So here I go running my mouth in the cover story of Scene Magazine about the new direction a non-profit arts space here in Cleveland is going. I may be harsh, but I stand by it. The online edition has a fun photo of me, however the print edition is weird and I look like I have brown hair. I don’t have brown hair dangit! Never!
Anyways, the one mistake in the article is that I never actually showed at SPACES beyond the member’s show. The exhibition of women painters was something that was on display when I first moved here from Los Angeles, so I became a member because I figured that it was the kind of place suited for me. I’ll be honest, SPACES didn’t impress me much even when Susan Channing was the director. I never got mailings, the website was hardly updated, and don’t make me recount the debacle of how they botched a sale of my work, only to return it to me with a damaged frame and no apologies (but that’s a whole story in itself). I know of other artists who moved here wondering what the deal was as well; let’s be honest, SPACES wasn’t showing too many things that interested me even then. The only time I went was a Ron English talk after the film festival.

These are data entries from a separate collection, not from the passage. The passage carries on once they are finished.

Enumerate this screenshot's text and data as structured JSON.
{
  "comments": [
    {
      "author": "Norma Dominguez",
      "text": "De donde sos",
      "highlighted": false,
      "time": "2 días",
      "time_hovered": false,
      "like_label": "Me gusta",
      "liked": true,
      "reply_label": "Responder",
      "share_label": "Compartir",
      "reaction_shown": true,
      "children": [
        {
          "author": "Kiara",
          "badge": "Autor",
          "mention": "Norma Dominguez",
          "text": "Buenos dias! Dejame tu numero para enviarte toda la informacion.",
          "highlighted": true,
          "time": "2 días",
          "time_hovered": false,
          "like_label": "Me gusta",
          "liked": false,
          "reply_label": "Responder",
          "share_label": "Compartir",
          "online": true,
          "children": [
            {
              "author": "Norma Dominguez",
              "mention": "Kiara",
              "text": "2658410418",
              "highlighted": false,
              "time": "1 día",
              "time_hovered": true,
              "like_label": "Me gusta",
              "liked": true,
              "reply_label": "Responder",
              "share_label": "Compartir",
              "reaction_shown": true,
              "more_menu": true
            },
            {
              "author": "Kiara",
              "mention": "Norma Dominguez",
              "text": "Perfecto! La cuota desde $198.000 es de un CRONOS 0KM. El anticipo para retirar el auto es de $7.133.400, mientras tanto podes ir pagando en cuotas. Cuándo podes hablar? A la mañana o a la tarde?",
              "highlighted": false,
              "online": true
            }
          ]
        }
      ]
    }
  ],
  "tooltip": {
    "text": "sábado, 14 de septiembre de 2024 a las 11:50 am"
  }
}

I give the new director credit in making SPACES more active and visible, more together in their communications and better at marketing overall. To be honest, the sale of the building may not be a bad idea. The building is great, but the location is suspect at times. I missed a friend’s exhibit once because I couldn’t find parking to save my life; other times you dodge bums and crackheads that come at you like Pac Man ghosts. To make the place “homeless” however may be a bit extreme, it is bad enough the turnover of galleries in Cleveland, let alone now that Asterisk Gallery will be closing after 10 years. We need more, not less.

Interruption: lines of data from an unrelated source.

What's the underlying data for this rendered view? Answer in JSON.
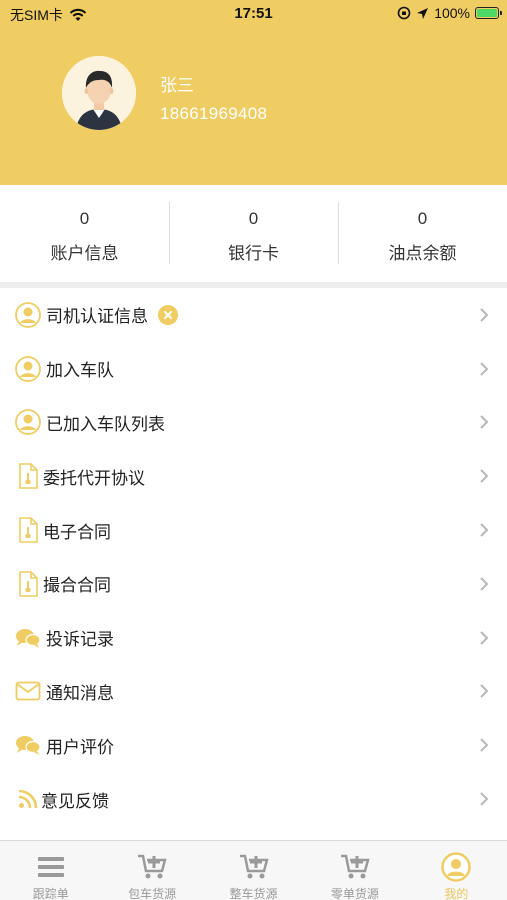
{
  "status_bar": {
    "carrier": "无SIM卡",
    "time": "17:51",
    "battery": "100%"
  },
  "profile": {
    "name": "张三",
    "phone": "18661969408"
  },
  "stats": [
    {
      "value": "0",
      "label": "账户信息"
    },
    {
      "value": "0",
      "label": "银行卡"
    },
    {
      "value": "0",
      "label": "油点余额"
    }
  ],
  "menu": [
    {
      "label": "司机认证信息",
      "icon": "person-icon"
    },
    {
      "label": "加入车队",
      "icon": "person-icon"
    },
    {
      "label": "已加入车队列表",
      "icon": "person-icon"
    },
    {
      "label": "委托代开协议",
      "icon": "document-icon"
    },
    {
      "label": "电子合同",
      "icon": "document-icon"
    },
    {
      "label": "撮合合同",
      "icon": "document-icon"
    },
    {
      "label": "投诉记录",
      "icon": "chat-bubbles-icon"
    },
    {
      "label": "通知消息",
      "icon": "envelope-icon"
    },
    {
      "label": "用户评价",
      "icon": "chat-bubbles-icon"
    },
    {
      "label": "意见反馈",
      "icon": "rss-icon"
    }
  ],
  "tabs": [
    {
      "label": "跟踪单",
      "icon": "list-icon"
    },
    {
      "label": "包车货源",
      "icon": "cart-add-icon"
    },
    {
      "label": "整车货源",
      "icon": "cart-add-icon"
    },
    {
      "label": "零单货源",
      "icon": "cart-add-icon"
    },
    {
      "label": "我的",
      "icon": "profile-icon",
      "active": true
    }
  ],
  "colors": {
    "accent": "#efcd62",
    "tab_inactive": "#999999",
    "tab_active": "#e9c75a"
  }
}
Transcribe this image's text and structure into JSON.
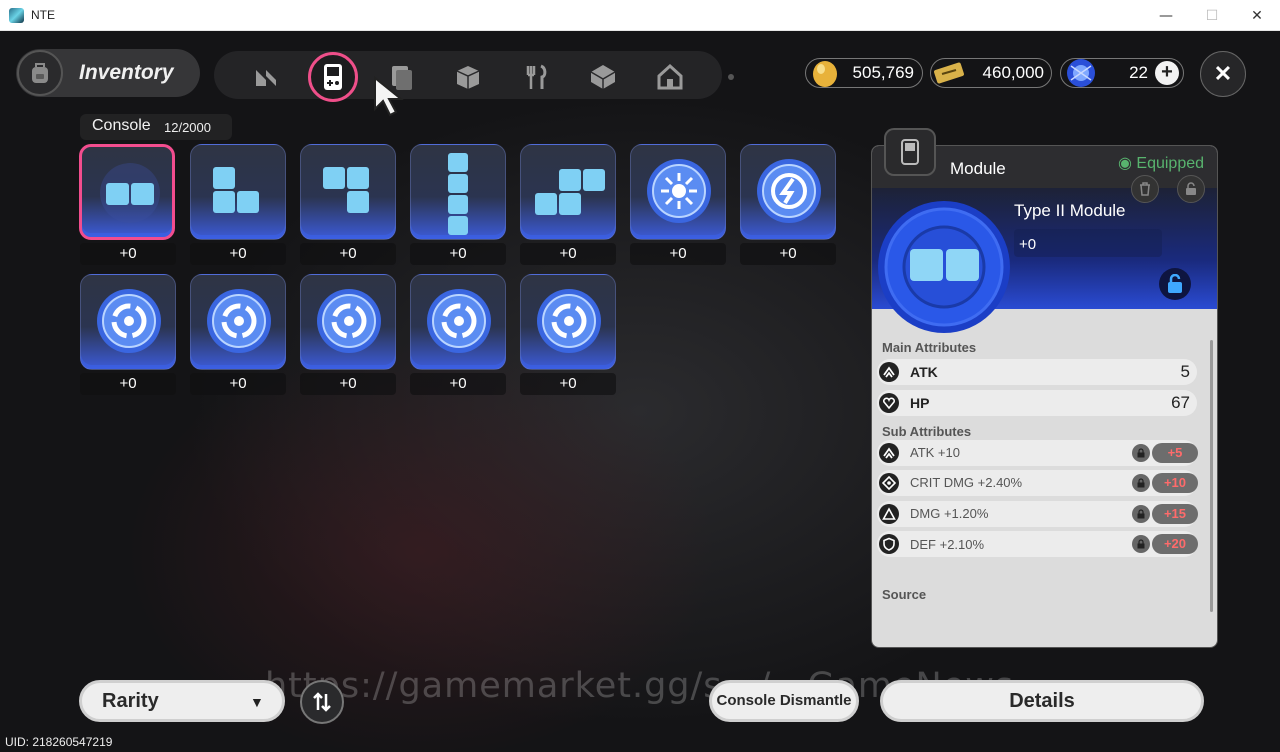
{
  "window": {
    "title": "NTE",
    "minimize": "—",
    "maximize": "☐",
    "close": "✕"
  },
  "header": {
    "title": "Inventory",
    "tabs": [
      {
        "name": "tab-nte",
        "active": false
      },
      {
        "name": "tab-console",
        "active": true
      },
      {
        "name": "tab-cards",
        "active": false
      },
      {
        "name": "tab-box",
        "active": false
      },
      {
        "name": "tab-food",
        "active": false
      },
      {
        "name": "tab-gift",
        "active": false
      },
      {
        "name": "tab-home",
        "active": false
      }
    ],
    "currencies": [
      {
        "icon": "gold-egg-icon",
        "value": "505,769"
      },
      {
        "icon": "ticket-icon",
        "value": "460,000"
      },
      {
        "icon": "crystal-icon",
        "value": "22"
      }
    ],
    "plus": "+",
    "close": "✕"
  },
  "console": {
    "label": "Console",
    "count": "12/2000"
  },
  "items": [
    {
      "shape": "tile-2h",
      "level": "+0",
      "selected": true
    },
    {
      "shape": "tile-L",
      "level": "+0"
    },
    {
      "shape": "tile-J",
      "level": "+0"
    },
    {
      "shape": "tile-I",
      "level": "+0"
    },
    {
      "shape": "tile-S",
      "level": "+0"
    },
    {
      "shape": "coin-star",
      "level": "+0"
    },
    {
      "shape": "coin-bolt",
      "level": "+0"
    },
    {
      "shape": "coin-spin",
      "level": "+0"
    },
    {
      "shape": "coin-spin",
      "level": "+0"
    },
    {
      "shape": "coin-spin",
      "level": "+0"
    },
    {
      "shape": "coin-spin",
      "level": "+0"
    },
    {
      "shape": "coin-spin",
      "level": "+0"
    }
  ],
  "panel": {
    "title": "Module",
    "status": "Equipped",
    "name": "Type II Module",
    "level": "+0",
    "main_title": "Main Attributes",
    "main": [
      {
        "name": "ATK",
        "value": "5",
        "icon": "atk-icon"
      },
      {
        "name": "HP",
        "value": "67",
        "icon": "hp-icon"
      }
    ],
    "sub_title": "Sub Attributes",
    "sub": [
      {
        "name": "ATK +10",
        "roll": "+5",
        "icon": "atk-icon"
      },
      {
        "name": "CRIT DMG +2.40%",
        "roll": "+10",
        "icon": "crit-icon"
      },
      {
        "name": "DMG +1.20%",
        "roll": "+15",
        "icon": "dmg-icon"
      },
      {
        "name": "DEF +2.10%",
        "roll": "+20",
        "icon": "def-icon"
      }
    ],
    "source_title": "Source"
  },
  "footer": {
    "rarity": "Rarity",
    "caret": "▼",
    "dismantle": "Console Dismantle",
    "details": "Details",
    "watermark": "https://gamemarket.gg/s…/…GameNews",
    "uid": "UID: 218260547219"
  },
  "colors": {
    "accent_pink": "#ef4f8a",
    "equipped_green": "#58b36e",
    "roll_red": "#ff6b6b",
    "item_blue": "#3c5bd8"
  }
}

Look, I went to CalArts when it was all concept and theory. I had 3 classes where I actually drew or painted in a workshop setting in the 4 years I was there. I had people like Charles Gaines, Thomas Lawson, and Sam Durant as teachers. The whole process was that you think really, really, really, hard about your concept and then maybe finally do it after years of talking, and thinking and talking. The catch was, they didn’t teach you much on how to execute it — let alone ask if you knew how. How many people even knew how to draw? Who knows. Hell, we didn’t take a class on art hazards in the studio until our 4th year! That didn’t fly with me, but I endured it. So I have done animation, video art, installation pieces and even performance art. I’m not a moron, I get it. That’s my problem with Christopher Lynn’s attitude and the attitude of those who only want the conceptual shows at SPACES; they think that if you don’t like it, that must mean you don’t get it, are stupid, or are just another Ohio hick who doesn’t know what’s going on out there in the real art world. I get it, I’m not a moron and I’ve seen and done it. So maybe the reason I don’t like it is because the execution or the concept bores me! Or as one artist in my studio building put it after reading that “Art Works” paper done by SPACES, “it sucks!”
Here’s my thing, I don’t hate conceptual art. You do, however, have to make me give a damn. There has to be something stunning enough to me that I want to read all the damn text and sit through the whole video. A gal at CalArts once made a wetsuit for a helicopter and it lay on the floor with 6 running hairdryers. Not only was the craftsmanship on the wetsuit amazing, but the whole thing made me WANT to know more and read her whole manifesto. Kurt Ralske does amazing video and books that are heavily conceptual, not to mention he actually invents programming and equipment just for his pieces. Yes, he invents them! Now that is experimental in my book — and I’m not just saying I like him because he used to be mister Ultra Vivid Scene. I don’t want to see a bunch of twigs leaning up against the walls and 8 pages of text plastered next to them. I don’t want to see some guy living in the gallery watching TV and jerking off as a statement about something-something you don’t give a damn about (I’ve seen that already and it was lame).
I just hate the idea of concept and theory at SPACES being all they will show. And frankly, I don’t see why there can’t be a balance. My work comes with a concept that is ever growing, and my work has text, but I also make with the pretty and am visual. I don’t think hard about that part, it is an impulse and just what I do. I don’t like to over think it, it will just ruin the process for me if I do. I’ve seen concept married to the visual in great ways, but it doesn’t happen often if the artist is just content with the theory and not the execution. There is too much I see that looks like the projects students did in 1st and 2nd year foundation class at CalArts. For the most part, it just doesn’t interest me — it doesn’t interest many people depending how it is done — and to only exhibit those works is cutting out a huge segment of the audience. It is a hard sell especially when you are supposed to be an organization that is serving the community. This isn’t The Barnes Foundation where only the select few were chosen to see the art collection and it wasn’t open to the public.
Art doesn’t have to be entertainment or be pretty all the time, but you do have to make people care. If you can’t make people care, then perhaps you better re-think what it is you are going for. Or go back to the drawing board.